The biggest limitation to VR adoption among consumers is the expense of specialized equipment, such as Facebook's Oculus Rift headset and hand controllers that retail for $400 on Amazon.com. Most of the software for the device consists of video games.
VR headset shipments surged 70% to 2.2 million in Q1 2017 from a year earlier, according to International Data Corp. But those sales are a fraction of the more mature market for smartphones, whose sales grew 3.4% to 344 million shipments during the same period.
The cost of a VR campaign can be a hindrance for some marketers, Forrester Research said in its report. Brands need to spend $500,000 on content for a high-quality VR experience. Meanwhile, the cost to create a 360-degree video is between $10,000 and $100,000.
Brand marketers should create original ad content that is optimized for VR, said Kelly Andresen, senior vice president and head of Get Creative at USA Today Network.
"Don’t try to cut corners and simply re-purpose your 2D TV or online video ad for 360 or VR application," she said. "Take advantage of the immersive properties of 360 and VR — and use the full scope of the canvas. And don’t be afraid of the additional investment — there is good scale opportunity here, particularly in 360 videos across social and mobile video that enable you to reach a sizeable audience."
Brands can cut costs by creating 360-degree video that doesn't require a VR headset, Jourdain May, senior content producer at Oregon-based The Program, told Digiday. May told the publication that 360-video and "VR-type work" has proven to be most successful if clients find opportunities that lend themselves to immersive experiences. Traditional media are still best for those messages that don't benefit from immersive experiences.
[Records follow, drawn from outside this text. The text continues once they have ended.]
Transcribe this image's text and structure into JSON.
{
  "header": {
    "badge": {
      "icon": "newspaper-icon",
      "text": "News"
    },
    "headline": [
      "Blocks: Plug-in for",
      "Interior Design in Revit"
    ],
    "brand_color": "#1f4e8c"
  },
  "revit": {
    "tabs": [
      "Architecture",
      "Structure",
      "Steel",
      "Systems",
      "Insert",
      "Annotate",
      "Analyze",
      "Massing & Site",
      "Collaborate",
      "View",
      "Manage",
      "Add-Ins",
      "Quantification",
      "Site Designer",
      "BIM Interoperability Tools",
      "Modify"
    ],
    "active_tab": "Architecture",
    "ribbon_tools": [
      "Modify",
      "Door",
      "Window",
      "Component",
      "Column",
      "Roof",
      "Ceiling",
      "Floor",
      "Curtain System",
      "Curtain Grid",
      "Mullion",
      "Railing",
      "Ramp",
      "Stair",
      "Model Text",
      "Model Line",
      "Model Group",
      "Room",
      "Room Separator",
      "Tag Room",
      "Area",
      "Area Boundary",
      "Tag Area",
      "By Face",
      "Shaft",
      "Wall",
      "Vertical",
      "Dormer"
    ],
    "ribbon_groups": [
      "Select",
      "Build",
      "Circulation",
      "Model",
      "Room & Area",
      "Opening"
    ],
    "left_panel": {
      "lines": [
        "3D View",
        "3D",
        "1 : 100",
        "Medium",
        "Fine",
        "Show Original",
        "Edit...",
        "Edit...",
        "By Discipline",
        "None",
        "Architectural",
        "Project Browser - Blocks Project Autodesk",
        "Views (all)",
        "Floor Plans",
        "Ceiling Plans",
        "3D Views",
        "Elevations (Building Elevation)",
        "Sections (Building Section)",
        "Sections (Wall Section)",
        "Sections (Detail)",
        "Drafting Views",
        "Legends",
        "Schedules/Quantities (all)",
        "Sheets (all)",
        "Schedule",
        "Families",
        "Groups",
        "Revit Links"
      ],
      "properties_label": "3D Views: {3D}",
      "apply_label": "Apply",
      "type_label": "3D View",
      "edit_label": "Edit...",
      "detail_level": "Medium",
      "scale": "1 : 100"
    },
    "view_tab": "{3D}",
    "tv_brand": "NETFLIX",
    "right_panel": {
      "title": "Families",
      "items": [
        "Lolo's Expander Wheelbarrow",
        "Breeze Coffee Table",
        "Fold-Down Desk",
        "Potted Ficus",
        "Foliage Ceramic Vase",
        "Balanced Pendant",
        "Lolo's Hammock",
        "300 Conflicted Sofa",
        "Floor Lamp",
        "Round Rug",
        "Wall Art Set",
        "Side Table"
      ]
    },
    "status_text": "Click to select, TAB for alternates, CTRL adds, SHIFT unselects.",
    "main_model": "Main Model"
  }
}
Google, which has a 41% share of the digital ad market, is working on several kinds of VR formats. Its video-sharing service with 1.5 billion users, YouTube, introduced its VR180 format in June to help content producers create immersive videos. The company is working with electronics manufacturers to develop special cameras that will support the VR180 format.
Google also debuted a website for its internal startup incubator program Area 120 that demonstrates Advr, a technology intended to simplify the development of VR advertising.
Advr technology lets video ads run in 3-D and VR environments through a new, cube-like format. Advr was based on several key principles including being easy for developers to implement, native to VR and customizable as well as being useful and non-intrusive for users. As such, it points to how VR is heading towards a more accessible future.
"Developers and users have told us they want to avoid disruptive, hard-to-implement ad experiences in VR," Aayush Upadhyay, Google product manager, and Neel Rao, associate product manager, said in a blog post. "Our first idea for a potential format presents a cube to users, with the option to engage with it and then see a video ad."